During the next two months, everyone would pursue an interest with earnest. Since we dint have classes and there wasn’t anything else to do, we chose a pastime. And each of them was weirder than the other. Some juggled throughout the day, with handmade balls made of tamarind – rolled to perfection on the elephant slide and could give those so called rolled on the thighs Cuban cigars a run for its money. Some played 5 stones, or cricket cards, or WWF cards. I used the time judiciously. I used to stare at girls.

Sports time was payback time for the ascetic life that was imposed on us during the rest of the year. As each of the items performed, or rather ‘practised’, the other groups would be allowed to look. The teachers (if they were ‘important’ teachers) would give in their suggestions. And we could stare all we wanted. Sports time was Christmas time for you if you had the hots for someone. Many crushes were created and many hearts crushed in these two months.

The next two months would fly away in a blur. Between practice sessions in the dormitory with audio cassettes and National Panasonic cassette players. Baths in the dining hall in the evening. With ‘steps’ and ‘formations’ and ‘item-wise practise’. Ravalgaon Orange toffees if you did well. No bhajans in the evenings. (Did we go for Sunday morning darshan during Sports Time? I can’t seem to remember) It was a colourful mist of lazy, sweet days that came in drums of orange, pineapple and green apple flavours.

Of all the memories that I remember of Sports Time, the gloomiest one was of the evening of January 11th. When we would return to our dormitories, and take off the white pants that had satin strips stitched to the sides, and could listen to the music playing from the stadium. Somehow, the evening of January 11th was one of the saddest days of the year. When night settled on that day, I was filled with a strange sadness. It was back to waking up in the morning, filling your ink pen and those sky blue shirts and dark blue pants that had to be taken out of the shelves, after throwing away the ‘5 stones’, orange chocolates, and WWF cards that were hidden under it. And just like that, the best time of the year was behind us.

Neatly arranged, and packed into the suitcase.


It was a Tuesday and I was stuck in a meeting with a client who looked evil and boring at the same time. While she spoke in a high pitched, giggly tone, her curly hair seemed like little snakes. So while the rest of the country was enjoying Sachin score yet another test century, I was sitting here, talking niceties with Mendosa. Or was it Mesopotamia?

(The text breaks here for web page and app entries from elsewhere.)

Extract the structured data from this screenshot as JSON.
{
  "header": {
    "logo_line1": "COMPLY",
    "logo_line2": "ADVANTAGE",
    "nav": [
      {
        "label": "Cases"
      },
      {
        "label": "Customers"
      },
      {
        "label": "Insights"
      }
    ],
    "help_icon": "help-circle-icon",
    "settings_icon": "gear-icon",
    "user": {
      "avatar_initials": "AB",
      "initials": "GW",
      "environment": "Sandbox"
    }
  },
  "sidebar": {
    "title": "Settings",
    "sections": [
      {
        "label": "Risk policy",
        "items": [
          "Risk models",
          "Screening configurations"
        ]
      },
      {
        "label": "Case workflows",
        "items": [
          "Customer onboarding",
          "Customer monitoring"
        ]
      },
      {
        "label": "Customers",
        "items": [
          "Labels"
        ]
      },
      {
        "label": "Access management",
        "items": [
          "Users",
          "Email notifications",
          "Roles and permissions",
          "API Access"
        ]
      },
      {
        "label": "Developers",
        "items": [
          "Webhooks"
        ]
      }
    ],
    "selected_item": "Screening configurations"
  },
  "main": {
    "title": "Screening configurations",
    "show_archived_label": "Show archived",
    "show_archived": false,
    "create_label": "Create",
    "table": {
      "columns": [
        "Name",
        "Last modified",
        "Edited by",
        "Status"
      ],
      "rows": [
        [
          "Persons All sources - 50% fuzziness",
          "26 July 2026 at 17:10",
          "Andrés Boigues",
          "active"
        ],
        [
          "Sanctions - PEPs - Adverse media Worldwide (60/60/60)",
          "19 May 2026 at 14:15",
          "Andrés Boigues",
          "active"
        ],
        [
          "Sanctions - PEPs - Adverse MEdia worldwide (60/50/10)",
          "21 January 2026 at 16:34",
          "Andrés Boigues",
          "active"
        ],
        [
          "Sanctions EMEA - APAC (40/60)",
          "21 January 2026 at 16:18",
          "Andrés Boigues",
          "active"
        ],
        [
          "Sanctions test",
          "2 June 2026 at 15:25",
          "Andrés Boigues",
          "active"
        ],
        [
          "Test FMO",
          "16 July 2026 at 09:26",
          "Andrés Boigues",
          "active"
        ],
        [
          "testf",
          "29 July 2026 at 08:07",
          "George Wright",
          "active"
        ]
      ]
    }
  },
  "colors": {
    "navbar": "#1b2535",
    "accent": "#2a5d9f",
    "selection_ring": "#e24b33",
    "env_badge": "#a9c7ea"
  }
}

What was that name of that monster??

And then I realised it. I had forgotten it. My favourite story as a child, forgotten. Dumped in the attic of memories, never to be brought out again.

It was then that the sad part of growing up struck me. It is not the dull routine that we settle into everyday. It is not the fact that we are stuck with the same partner for life. The saddest part of growing up is that we forget.

The tiny pleasures of life. The stories of good versus evil. Little things that made our eyes widen up in joy. It is these things that we lose (apart from of course hair, flexibility, and Cartoon Network).

We grew up in an age when remembering something depended solely on us. You had to talk about it with someone, or fantasise during ‘meditation time’, to crystallise and give shape to a memory. There were no cameras, or facebook, or scrap books. Even more shocking was the fact that I wasn’t sure exactly what all I had forgotten. I mean, you only know it when you can remember it. How can you remember the things that you have forgotten?

This blog is intended to act as a suitcase of memories. Neatly packed, arranged, and there for me whenever I need to revisit my childhood. You are free to agree, disagree, argue, comment, add, like, or dislike whatever you want. It’s like a walk down memory lane.

In two’s. Class wise. Holding hands, and without chappals!